* **TRY IT**: In the entries below, count the lines that include the word "server" and reply with the number alone.

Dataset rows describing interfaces
* * * * * * *
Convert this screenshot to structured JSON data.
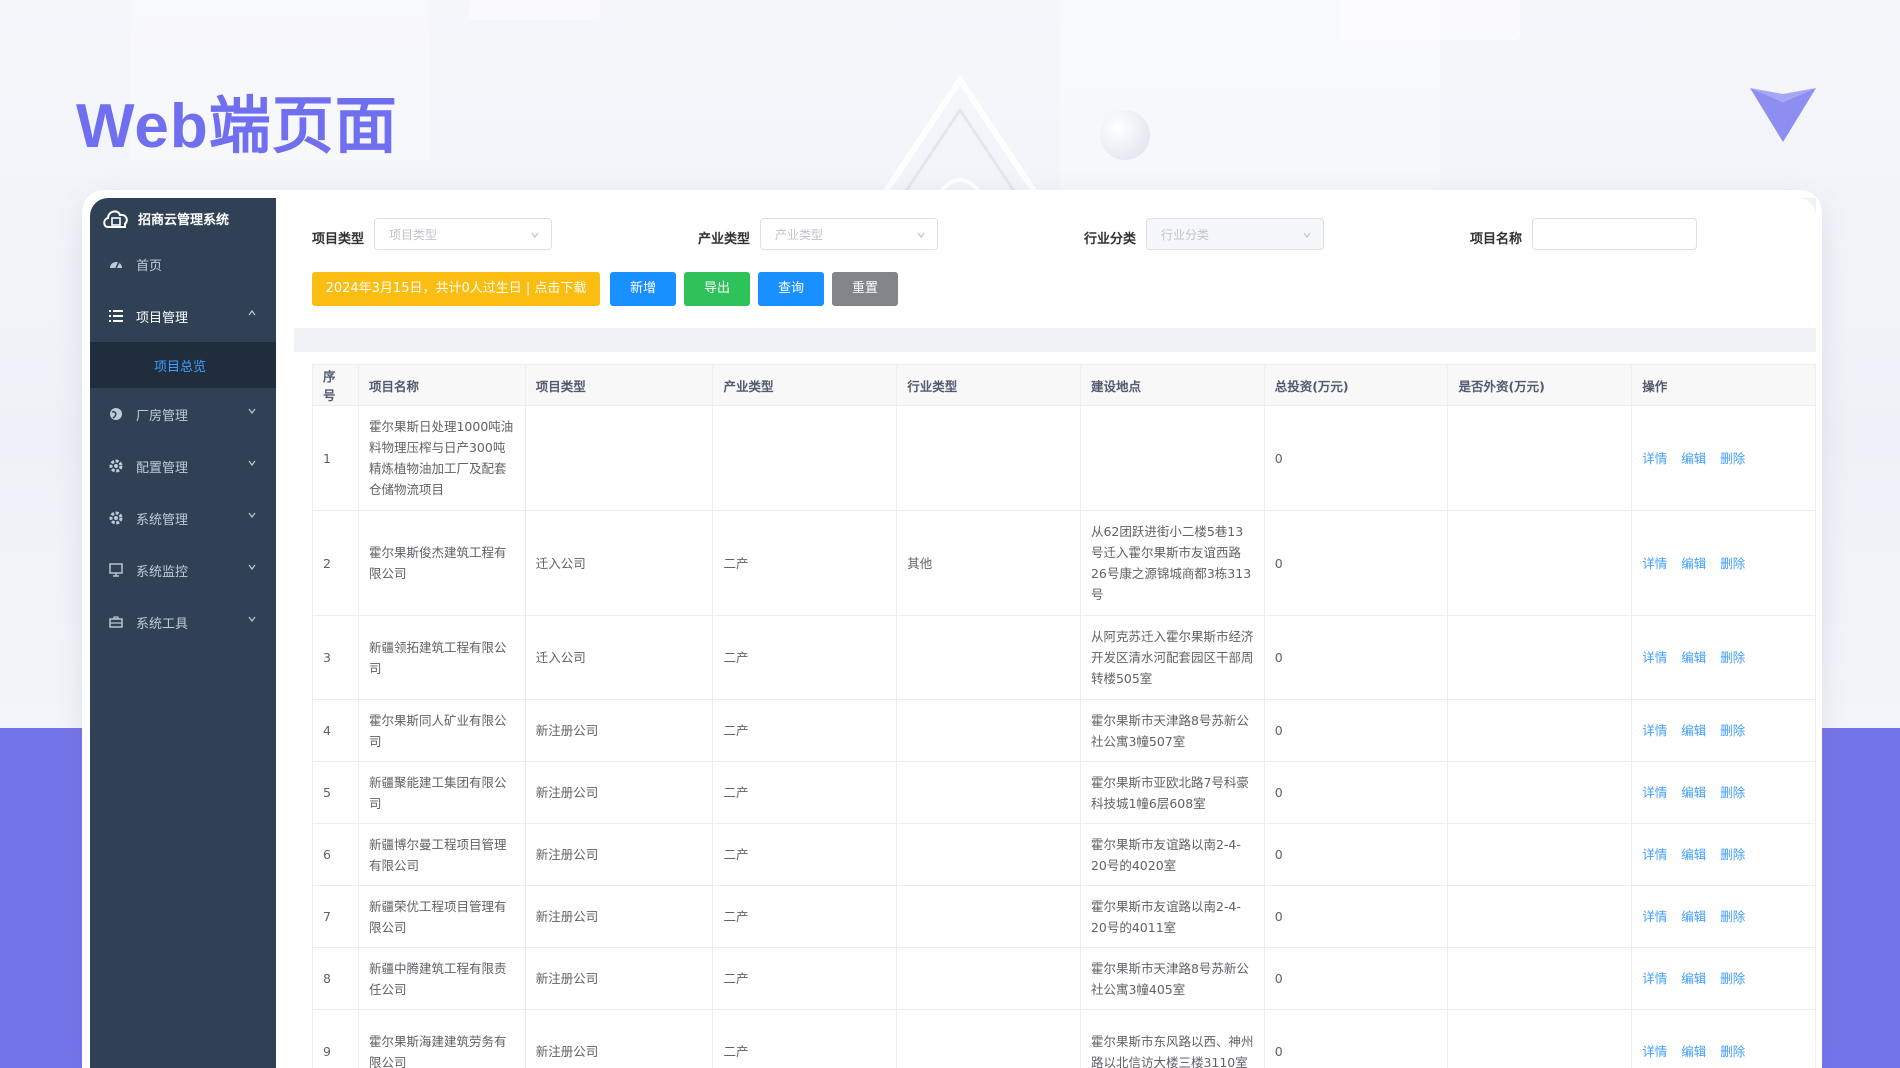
{
  "hero": {
    "title": "Web端页面"
  },
  "sidebar": {
    "brand": "招商云管理系统",
    "items": [
      {
        "label": "首页",
        "icon": "dashboard-icon",
        "expanded": null
      },
      {
        "label": "项目管理",
        "icon": "list-icon",
        "expanded": true,
        "children": [
          {
            "label": "项目总览",
            "active": true
          }
        ]
      },
      {
        "label": "厂房管理",
        "icon": "globe-icon",
        "expanded": false
      },
      {
        "label": "配置管理",
        "icon": "gear-icon",
        "expanded": false
      },
      {
        "label": "系统管理",
        "icon": "gear-icon",
        "expanded": false
      },
      {
        "label": "系统监控",
        "icon": "monitor-icon",
        "expanded": false
      },
      {
        "label": "系统工具",
        "icon": "toolbox-icon",
        "expanded": false
      }
    ]
  },
  "filters": {
    "project_type": {
      "label": "项目类型",
      "placeholder": "项目类型"
    },
    "industry_type": {
      "label": "产业类型",
      "placeholder": "产业类型"
    },
    "sector": {
      "label": "行业分类",
      "placeholder": "行业分类"
    },
    "project_name": {
      "label": "项目名称",
      "value": ""
    }
  },
  "buttons": {
    "birthday": "2024年3月15日，共计0人过生日 | 点击下载",
    "add": "新增",
    "export": "导出",
    "query": "查询",
    "reset": "重置"
  },
  "colors": {
    "band": "#7575eb",
    "sidebar": "#304156",
    "primary": "#409eff",
    "success": "#2fc25b",
    "warning": "#fbbd12",
    "gray": "#82848a"
  },
  "table": {
    "headers": [
      "序号",
      "项目名称",
      "项目类型",
      "产业类型",
      "行业类型",
      "建设地点",
      "总投资(万元)",
      "是否外资(万元)",
      "操作"
    ],
    "actions": [
      "详情",
      "编辑",
      "删除"
    ],
    "rows": [
      {
        "no": "1",
        "name": "霍尔果斯日处理1000吨油料物理压榨与日产300吨精炼植物油加工厂及配套仓储物流项目",
        "ptype": "",
        "itype": "",
        "sector": "",
        "addr": "",
        "invest": "0",
        "foreign": ""
      },
      {
        "no": "2",
        "name": "霍尔果斯俊杰建筑工程有限公司",
        "ptype": "迁入公司",
        "itype": "二产",
        "sector": "其他",
        "addr": "从62团跃进街小二楼5巷13号迁入霍尔果斯市友谊西路26号康之源锦城商都3栋313号",
        "invest": "0",
        "foreign": ""
      },
      {
        "no": "3",
        "name": "新疆领拓建筑工程有限公司",
        "ptype": "迁入公司",
        "itype": "二产",
        "sector": "",
        "addr": "从阿克苏迁入霍尔果斯市经济开发区清水河配套园区干部周转楼505室",
        "invest": "0",
        "foreign": ""
      },
      {
        "no": "4",
        "name": "霍尔果斯同人矿业有限公司",
        "ptype": "新注册公司",
        "itype": "二产",
        "sector": "",
        "addr": "霍尔果斯市天津路8号苏新公社公寓3幢507室",
        "invest": "0",
        "foreign": ""
      },
      {
        "no": "5",
        "name": "新疆聚能建工集团有限公司",
        "ptype": "新注册公司",
        "itype": "二产",
        "sector": "",
        "addr": "霍尔果斯市亚欧北路7号科豪科技城1幢6层608室",
        "invest": "0",
        "foreign": ""
      },
      {
        "no": "6",
        "name": "新疆博尔曼工程项目管理有限公司",
        "ptype": "新注册公司",
        "itype": "二产",
        "sector": "",
        "addr": "霍尔果斯市友谊路以南2-4-20号的4020室",
        "invest": "0",
        "foreign": ""
      },
      {
        "no": "7",
        "name": "新疆荣优工程项目管理有限公司",
        "ptype": "新注册公司",
        "itype": "二产",
        "sector": "",
        "addr": "霍尔果斯市友谊路以南2-4-20号的4011室",
        "invest": "0",
        "foreign": ""
      },
      {
        "no": "8",
        "name": "新疆中腾建筑工程有限责任公司",
        "ptype": "新注册公司",
        "itype": "二产",
        "sector": "",
        "addr": "霍尔果斯市天津路8号苏新公社公寓3幢405室",
        "invest": "0",
        "foreign": ""
      },
      {
        "no": "9",
        "name": "霍尔果斯海建建筑劳务有限公司",
        "ptype": "新注册公司",
        "itype": "二产",
        "sector": "",
        "addr": "霍尔果斯市东风路以西、神州路以北信访大楼三楼3110室",
        "invest": "0",
        "foreign": ""
      }
    ]
  }
}
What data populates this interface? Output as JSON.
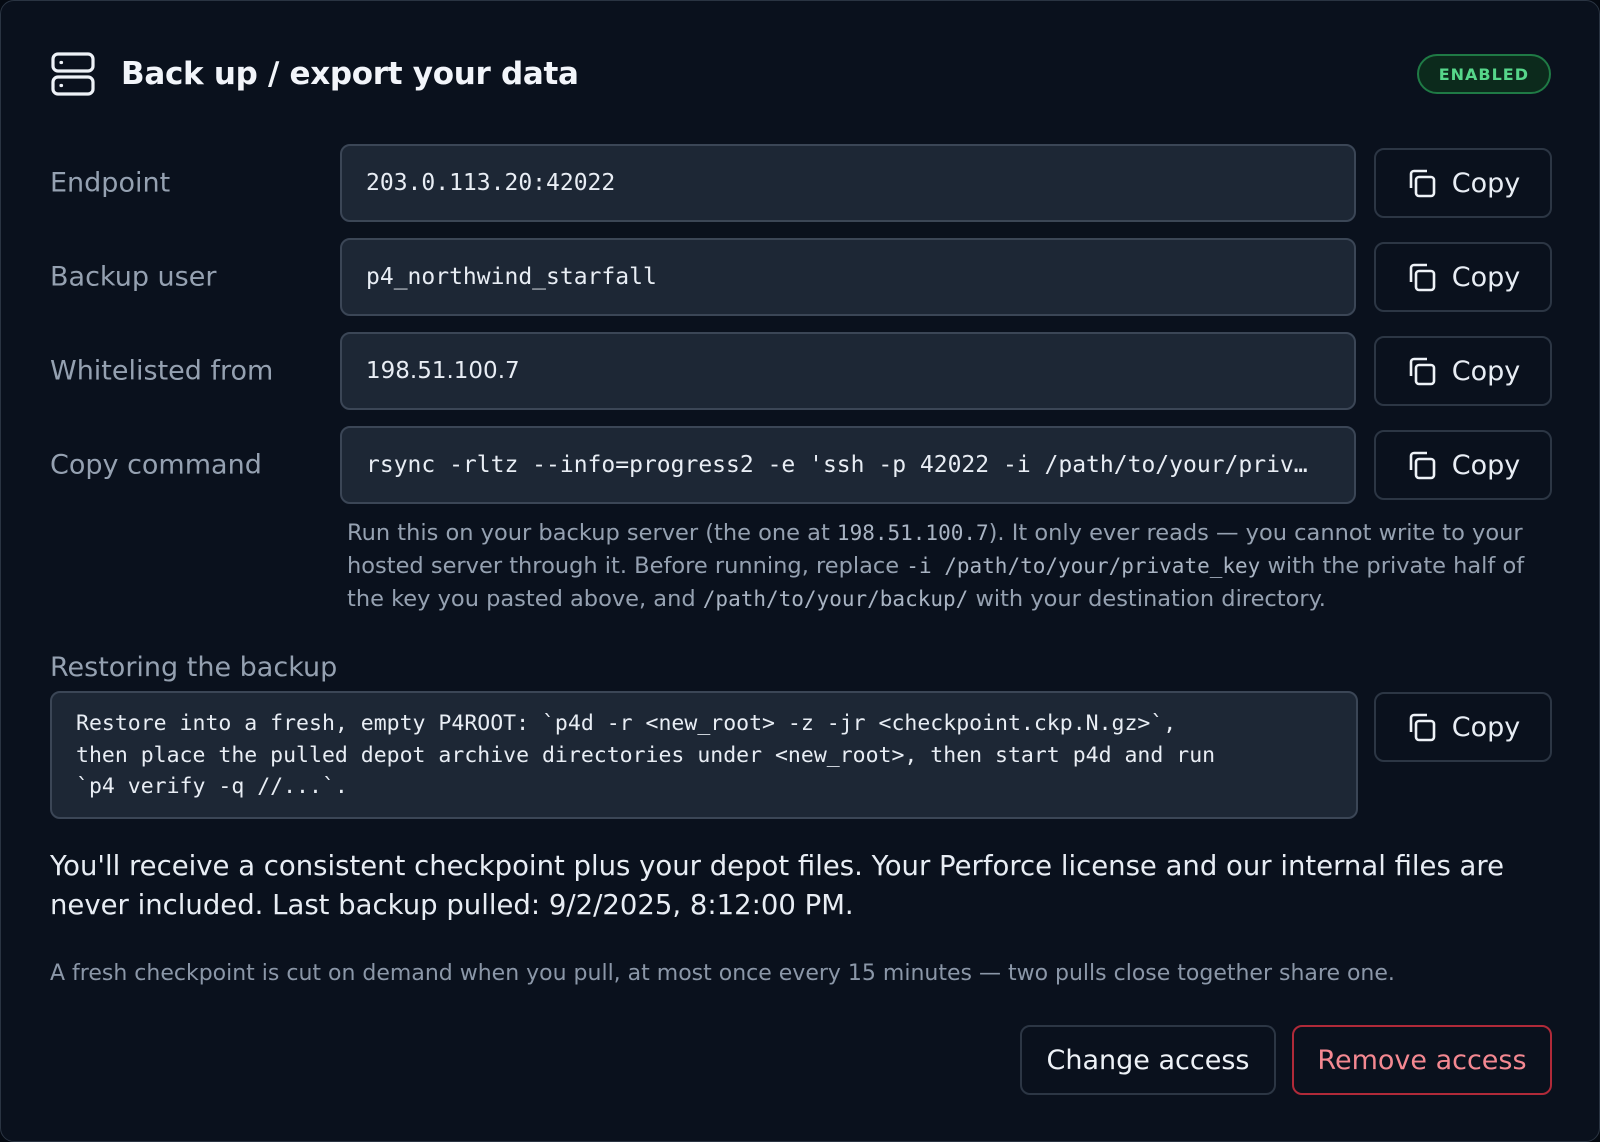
{
  "header": {
    "icon": "server-icon",
    "title": "Back up / export your data",
    "status_badge": "ENABLED"
  },
  "fields": [
    {
      "label": "Endpoint",
      "value": "203.0.113.20:42022",
      "copy_label": "Copy"
    },
    {
      "label": "Backup user",
      "value": "p4_northwind_starfall",
      "copy_label": "Copy"
    },
    {
      "label": "Whitelisted from",
      "value": "198.51.100.7",
      "copy_label": "Copy"
    },
    {
      "label": "Copy command",
      "value": "rsync -rltz --info=progress2 -e 'ssh -p 42022 -i /path/to/your/priv…",
      "copy_label": "Copy"
    }
  ],
  "hint": {
    "part1": "Run this on your backup server (the one at ",
    "ip": "198.51.100.7",
    "part2": "). It only ever reads — you cannot write to your hosted server through it. Before running, replace ",
    "key_flag": "-i /path/to/your/private_key",
    "part3": " with the private half of the key you pasted above, and ",
    "backup_path": "/path/to/your/backup/",
    "part4": " with your destination directory."
  },
  "restore": {
    "label": "Restoring the backup",
    "text": "Restore into a fresh, empty P4ROOT: `p4d -r <new_root> -z -jr <checkpoint.ckp.N.gz>`,\nthen place the pulled depot archive directories under <new_root>, then start p4d and run\n`p4 verify -q //...`.",
    "copy_label": "Copy"
  },
  "info_text": "You'll receive a consistent checkpoint plus your depot files. Your Perforce license and our internal files are never included. Last backup pulled: 9/2/2025, 8:12:00 PM.",
  "note_text": "A fresh checkpoint is cut on demand when you pull, at most once every 15 minutes — two pulls close together share one.",
  "actions": {
    "change_label": "Change access",
    "remove_label": "Remove access"
  },
  "colors": {
    "background": "#0a111d",
    "field_bg": "#1d2735",
    "badge_green": "#56d68a",
    "danger": "#f48891"
  }
}
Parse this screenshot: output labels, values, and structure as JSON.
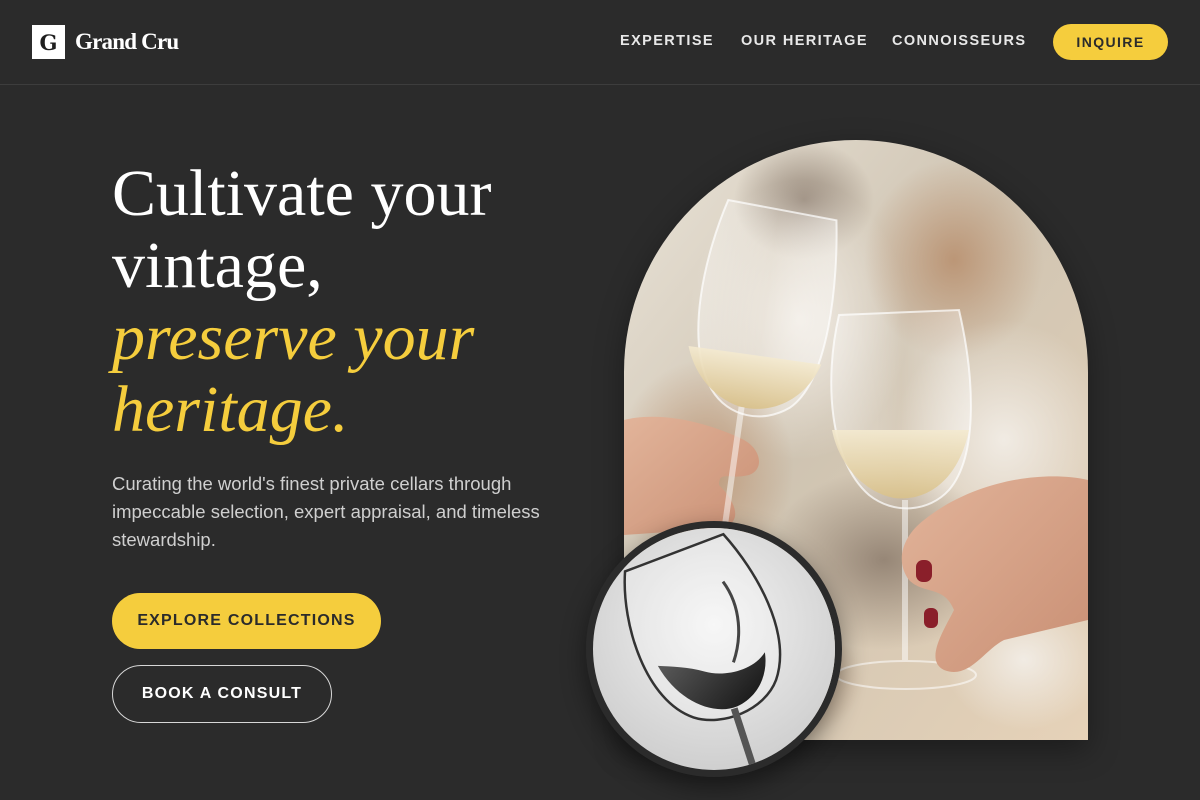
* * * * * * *
* **WRITTEN RESPONSE**: 3